NFL players go back to business school
By David Elfin
THE WASHINGTON TIMES
Demetric Evans should be feeling pretty secure: The Washington Redskins' defensive end had a surprisingly productive season last year and was rewarded with a 73 percent pay raise.
But the joke among players is that NFL stands for "Not For Long." The jest makes a serious point: Pro football careers are short, the contracts aren't guaranteed and a lucrative present is a torn ACL away from being an uncertain future.
Evans knows this from experience: He sat out the 2003 season after being cut by the Dallas Cowboys.
So even though he just turned 26, Evans attended a recent executive education program at Harvard Business School along with NFL graybeards like teammate Ray Brown, 42, and Kansas City's Kendall Gammon, 36.
Redskins end Renaldo Wynn, 30, also spent three days at Harvard. Linebacker Michael Barrow, who turns 35 tomorrow, opted for a similar session at the Wharton School of the University of Pennsylvania.
All told, 66 players took advantage of the program offered for the first time by the league and the NFL Players Association.
"So many young guys in this game feel they have a lot of time before football is over, but I know the NFL really is not for long," Evans said. "If I hadn't been out of the league, I might have been one of those guys who didn't think ahead. But when you've been out of the league as I have, you try to take advantage of all the opportunities the NFL offers.
"A chance to go to Harvard and learn from the best is something that no one should pass up."
Barrow, whose career is in jeopardy after he missed all of last season because of a balky knee, expressed similar sentiments.
"If Michael Jordan in his prime said he would teach you everything he knew about basketball, who wouldn't take advantage of that?" said Barrow, who has an accounting degree from Miami and might try to obtain an MBA. "This was the same thing in the business world. The more information you have, the better you are. It's one thing to gain the wealth. It's another thing to know how to use it."

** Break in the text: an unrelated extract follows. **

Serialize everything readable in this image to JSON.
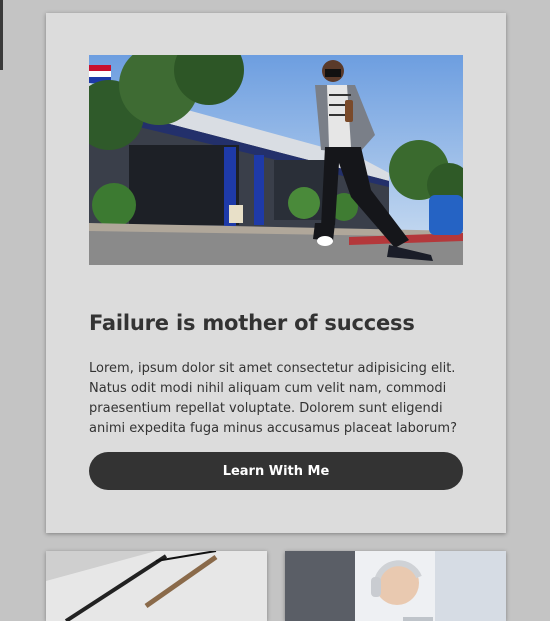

NFLPA director of player development Stacey Robinson, a New York Giants receiver from 1985 to 1990, said Barrow encapsulated the point of the programs at Harvard and Wharton.
"These types of continuing education programs are part of the whole player concept that [NFLPA president Troy Vincent] talks about," Robinson said. "It's part of preparing players for life after football along with tuition reimbursement and internships. My top salary was $250,000. The economics of today's game are very different, so players are able to start their own businesses, but they don't always have the training or background to know how to run them."
While Barrow has yet to determine what he wants to do next despite more than a few offseason internships, Brown is planning to develop real estate in Memphis, Tenn., near his hometown of Marion, Ark.
"Harvard gave me some affirmation that I was doing some things right in my business dealings in terms of how I protect myself in regards to taxation, setting up a limited liability corporation and partnerships," said Brown, who's nine hours shy of his political science degree from Arkansas State. "We also learned that you're not a chump or a coward if you walk away from a deal. ... Football players are always bombarded with deals."
Robinson said the NFLPA didn't know what kind of response it would receive when the seminars were offered but was pleased to be bombarded with players wanting to take part. Many who were put on the waiting list asked to reserve spots next year.
Spokesmen at both Harvard and Wharton said their schools were pleased with the programs, and Robinson said it may be expanded to the Midwest and West Coast to make it easier for players based there to attend.
"I thought it might be like college, sitting in class being bored listening to professors lecture, but it wasn't like that," Evans said. "You were involved in class discussions. You had to defend your opinions. The great thing was there was no wrong answer."
Evans was impressed that Harvard professors had studied the NFL and discovered that New England, Philadelphia, Indianapolis and Carolina, all of which reached at least a conference championship game in 2003 or 2004, had the most players with degrees. The fact that the professors claimed 96 percent of the players who get in trouble off the field didn't have their college diplomas furthered Evans' determination to go back for the nine hours he needs for his sports business degree from Georgia.
"It was huge for Demetric to be there," Brown said. "He knows this business can be very fleeting. The Redskins loved him last year when [Phil Daniels, the starting end whom Evans replaced for much of 2004] was hurt, but are they going to love him when Phil is healthy? This guy has a vision. He wants to do things beyond football."
As do all the players who trod the halls of Ivy this month.